  7. ^ a b "Highlights of Georgia Tech History". Georgia Institute of Technology. 2007. Archived from the original on May 7, 2008. Retrieved April 19, 2008.
  8. ^ "Georgia Tech's Yellow Jackets Official Athletic Site".
  9. ^ Paine, Neil (October 28, 2005). "Clemson rivalry adds to homecoming fun". The Technique. Archived from the original on September 29, 2007. Retrieved May 16, 2007.
  10. ^ "Golden Tornado Wins Great Victory". The Technique. December 4, 1917. hdl:1853/26046.
  11. ^ a b Clarke, Michael (September 16, 2005). "Football program builds on strong history". The Technique. Archived from the original on September 29, 2007. Retrieved May 16, 2007.
  12. ^ "Hewitt Relieved Of Coaching Duties" (Georgia Tech Athletic Association). March 12, 2011. Retrieved March 14, 2007.
  13. ^ "Fortner Named Women's Basketball Head Coach". Georgia Tech Yellow Jackets. April 9, 2019.
  14. ^ Rogers, Carroll (August 5, 2007). "Teixeira's glow shines on Jackets too". Atlanta Journal-Constitution. Retrieved August 9, 2007.[dead link]
  15. ^ "Softball". Georgia Tech Athletic Association. Archived from the original on September 10, 2017. Retrieved January 14, 2012.
  16. ^ "2011 Year in Review". Georgia Tech Athletic Association. Archived from the original on September 18, 2013. Retrieved January 14, 2012.
  17. ^ "Sharon Perkins". Georgia Tech Athletic Association. Archived from the original on May 27, 2012. Retrieved January 14, 2012.
  18. ^ a b "Georgia Tech 2013 Golf" (PDF). Archived from the original (PDF) on March 11, 2014. Retrieved June 14, 2013.
  19. ^ "Georgia Tech Wins NCAA Women's Tennis Title". Georgia Tech Athletic Association. May 22, 2007. Archived from the original on October 14, 2007. Retrieved May 23, 2007.
  20. ^ "Georgia Tech captures first NCAA women's tennis title". ESPNU. May 23, 2007. Retrieved May 23, 2007.
  21. ^ "Georgia Tech Men's Tennis 2015–2016 Media Guide" (PDF). Georgia Tech Athletic Association. Archived from the original (PDF) on February 14, 2016. Retrieved March 3, 2017.
  22. ^ "Georgia Tech Men's Tennis Roster". Georgia Tech Athletic Association. Archived from the original on October 30, 2006. Retrieved May 24, 2007.
  23. ^ "O'Keefe Gymnasium". Retrieved May 2, 2015.
  24. ^ a b Thomason, Kyle (August 27, 2004). "Beyond the White and Gold: Olympic spotlights quickly dimmed after Games". The Technique. Archived from the original on September 29, 2007. Retrieved May 17, 2007.
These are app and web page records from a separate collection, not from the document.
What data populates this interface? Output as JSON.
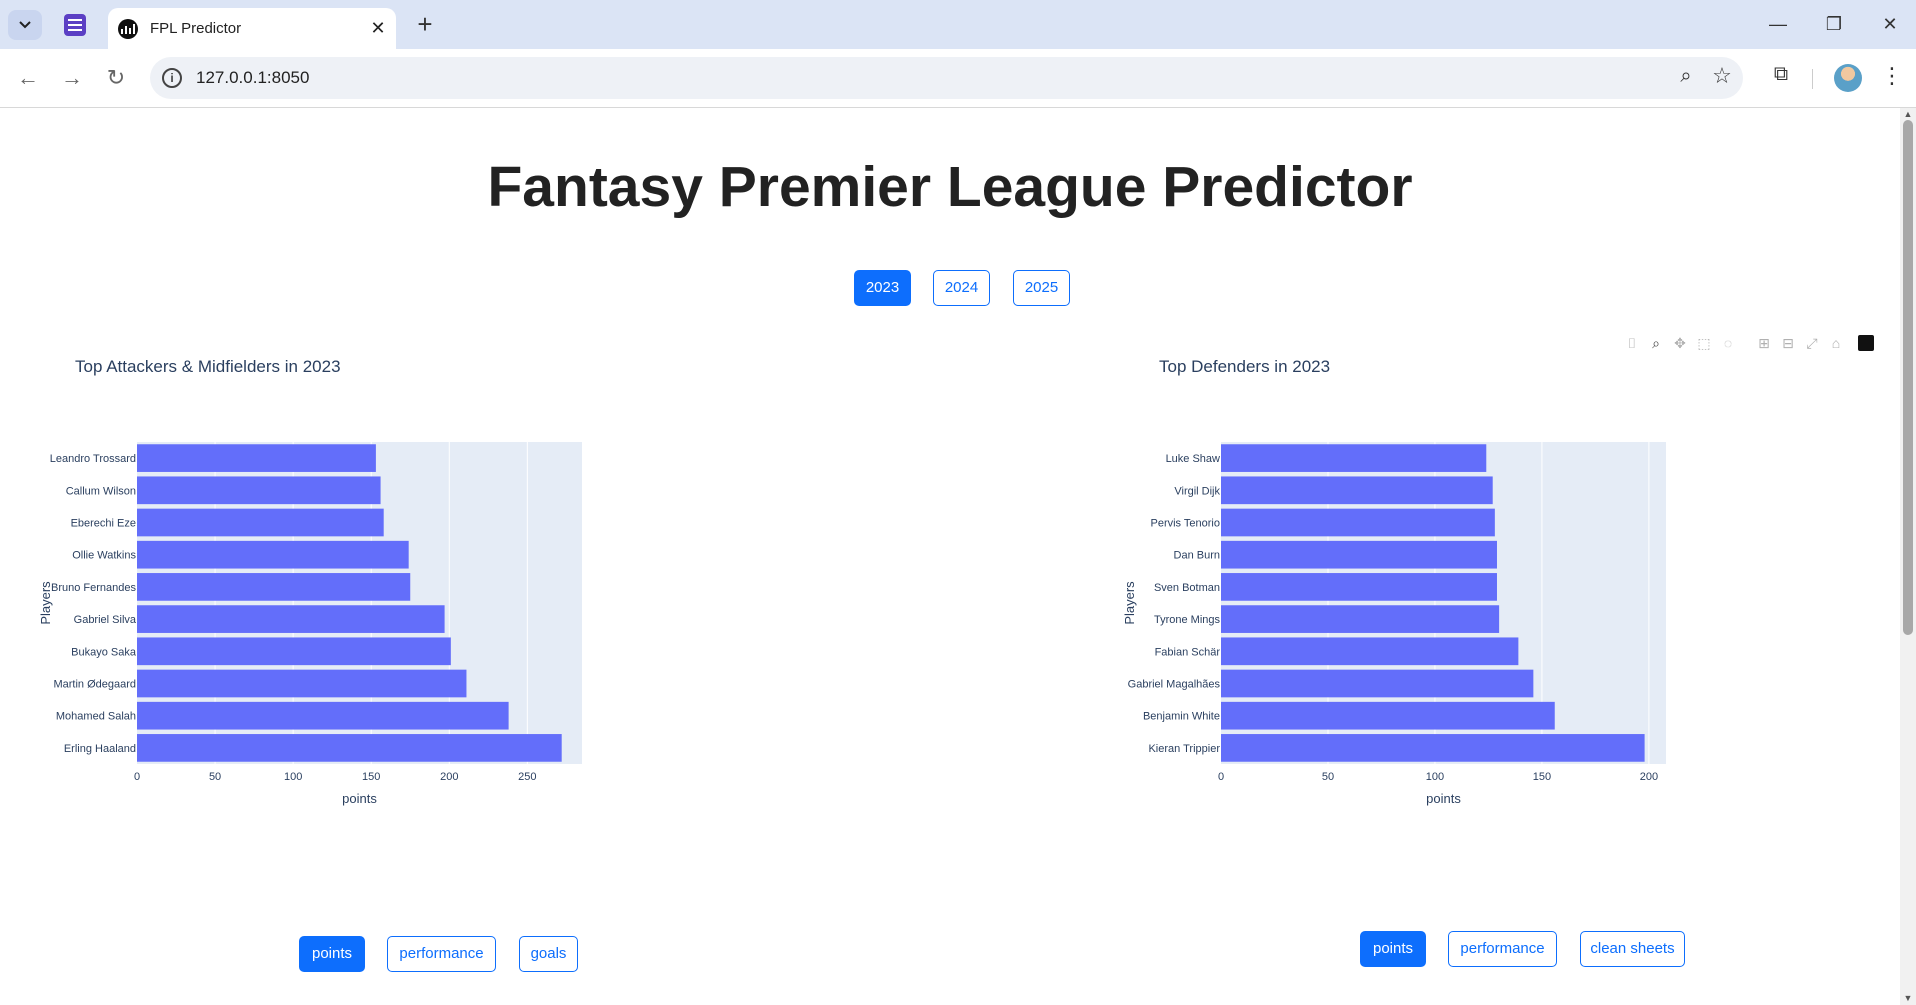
{
  "browser": {
    "tab_title": "FPL Predictor",
    "url": "127.0.0.1:8050",
    "icons": [
      "tab-search-icon",
      "tab-group-icon",
      "close-icon",
      "new-tab-icon",
      "minimize-icon",
      "restore-icon",
      "window-close-icon",
      "back-icon",
      "forward-icon",
      "reload-icon",
      "info-icon",
      "zoom-icon",
      "bookmark-star-icon",
      "extensions-icon",
      "profile-avatar",
      "kebab-menu-icon"
    ]
  },
  "page": {
    "title": "Fantasy Premier League Predictor",
    "years": [
      "2023",
      "2024",
      "2025"
    ],
    "active_year": "2023"
  },
  "left_chart": {
    "title": "Top Attackers & Midfielders in 2023",
    "metric_buttons": [
      "points",
      "performance",
      "goals"
    ],
    "active_metric": "points"
  },
  "right_chart": {
    "title": "Top Defenders in 2023",
    "metric_buttons": [
      "points",
      "performance",
      "clean sheets"
    ],
    "active_metric": "points"
  },
  "colors": {
    "bar": "#636efa",
    "plot_bg": "#e5ecf6",
    "accent": "#0d6efd"
  },
  "chart_data": [
    {
      "type": "bar",
      "orientation": "horizontal",
      "title": "Top Attackers & Midfielders in 2023",
      "xlabel": "points",
      "ylabel": "Players",
      "xlim": [
        0,
        285
      ],
      "xticks": [
        0,
        50,
        100,
        150,
        200,
        250
      ],
      "categories": [
        "Leandro Trossard",
        "Callum Wilson",
        "Eberechi Eze",
        "Ollie Watkins",
        "Bruno Fernandes",
        "Gabriel Silva",
        "Bukayo Saka",
        "Martin Ødegaard",
        "Mohamed Salah",
        "Erling Haaland"
      ],
      "values": [
        153,
        156,
        158,
        174,
        175,
        197,
        201,
        211,
        238,
        272
      ],
      "grid": true
    },
    {
      "type": "bar",
      "orientation": "horizontal",
      "title": "Top Defenders in 2023",
      "xlabel": "points",
      "ylabel": "Players",
      "xlim": [
        0,
        208
      ],
      "xticks": [
        0,
        50,
        100,
        150,
        200
      ],
      "categories": [
        "Luke Shaw",
        "Virgil Dijk",
        "Pervis Tenorio",
        "Dan Burn",
        "Sven Botman",
        "Tyrone Mings",
        "Fabian Schär",
        "Gabriel Magalhães",
        "Benjamin White",
        "Kieran Trippier"
      ],
      "values": [
        124,
        127,
        128,
        129,
        129,
        130,
        139,
        146,
        156,
        198
      ],
      "grid": true
    }
  ]
}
  25. ^ "Georgia Tech Traditions: The Ramblin' Reck". Georgia Tech. Retrieved March 3, 2017.
  26. ^ "Championship summary" (PDF).
  27. ^ "Football Bowl Subdivision Records" (PDF). NCAA. 2009. Retrieved March 6, 2011.